== YOUR TASK ==
Look for the word "kind" in the data below, and copy every line that holds it.

◇ ◇ ◇ ◇ ◇ ◇ ◇

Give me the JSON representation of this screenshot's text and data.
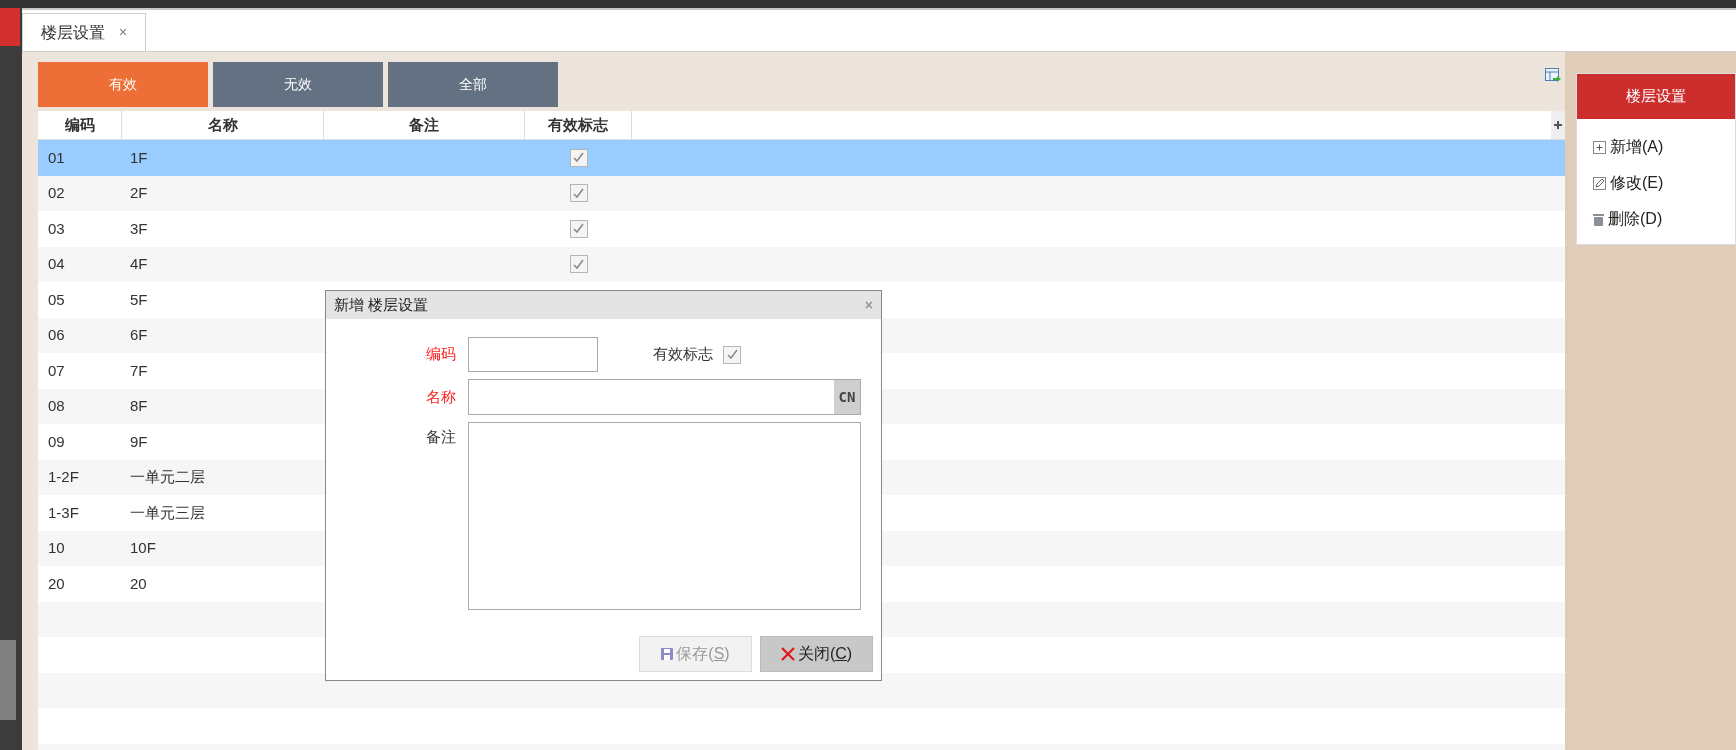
{
  "tab": {
    "label": "楼层设置",
    "close": "×"
  },
  "filters": [
    {
      "label": "有效",
      "selected": true
    },
    {
      "label": "无效",
      "selected": false
    },
    {
      "label": "全部",
      "selected": false
    }
  ],
  "table": {
    "columns": [
      "编码",
      "名称",
      "备注",
      "有效标志"
    ],
    "rows": [
      {
        "code": "01",
        "name": "1F",
        "selected": true,
        "valid": true
      },
      {
        "code": "02",
        "name": "2F",
        "selected": false,
        "valid": true
      },
      {
        "code": "03",
        "name": "3F",
        "selected": false,
        "valid": true
      },
      {
        "code": "04",
        "name": "4F",
        "selected": false,
        "valid": true
      },
      {
        "code": "05",
        "name": "5F",
        "selected": false
      },
      {
        "code": "06",
        "name": "6F",
        "selected": false
      },
      {
        "code": "07",
        "name": "7F",
        "selected": false
      },
      {
        "code": "08",
        "name": "8F",
        "selected": false
      },
      {
        "code": "09",
        "name": "9F",
        "selected": false
      },
      {
        "code": "1-2F",
        "name": "一单元二层",
        "selected": false
      },
      {
        "code": "1-3F",
        "name": "一单元三层",
        "selected": false
      },
      {
        "code": "10",
        "name": "10F",
        "selected": false
      },
      {
        "code": "20",
        "name": "20",
        "selected": false
      }
    ]
  },
  "side_panel": {
    "title": "楼层设置",
    "items": [
      {
        "kind": "add",
        "label": "新增(A)"
      },
      {
        "kind": "edit",
        "label": "修改(E)"
      },
      {
        "kind": "delete",
        "label": "删除(D)"
      }
    ]
  },
  "dialog": {
    "title": "新增 楼层设置",
    "close": "×",
    "code_label": "编码",
    "valid_label": "有效标志",
    "valid_checked": true,
    "name_label": "名称",
    "name_suffix": "CN",
    "remark_label": "备注",
    "buttons": [
      {
        "kind": "save",
        "before": "保存(",
        "hotkey": "S",
        "after": ")",
        "disabled": true
      },
      {
        "kind": "close",
        "before": "关闭(",
        "hotkey": "C",
        "after": ")",
        "disabled": false
      }
    ]
  }
}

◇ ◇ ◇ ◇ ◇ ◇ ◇

== REPLY TO THE EXERCISE ==
        "kind": "add",
        "kind": "edit",
        "kind": "delete",
        "kind": "save",
        "kind": "close",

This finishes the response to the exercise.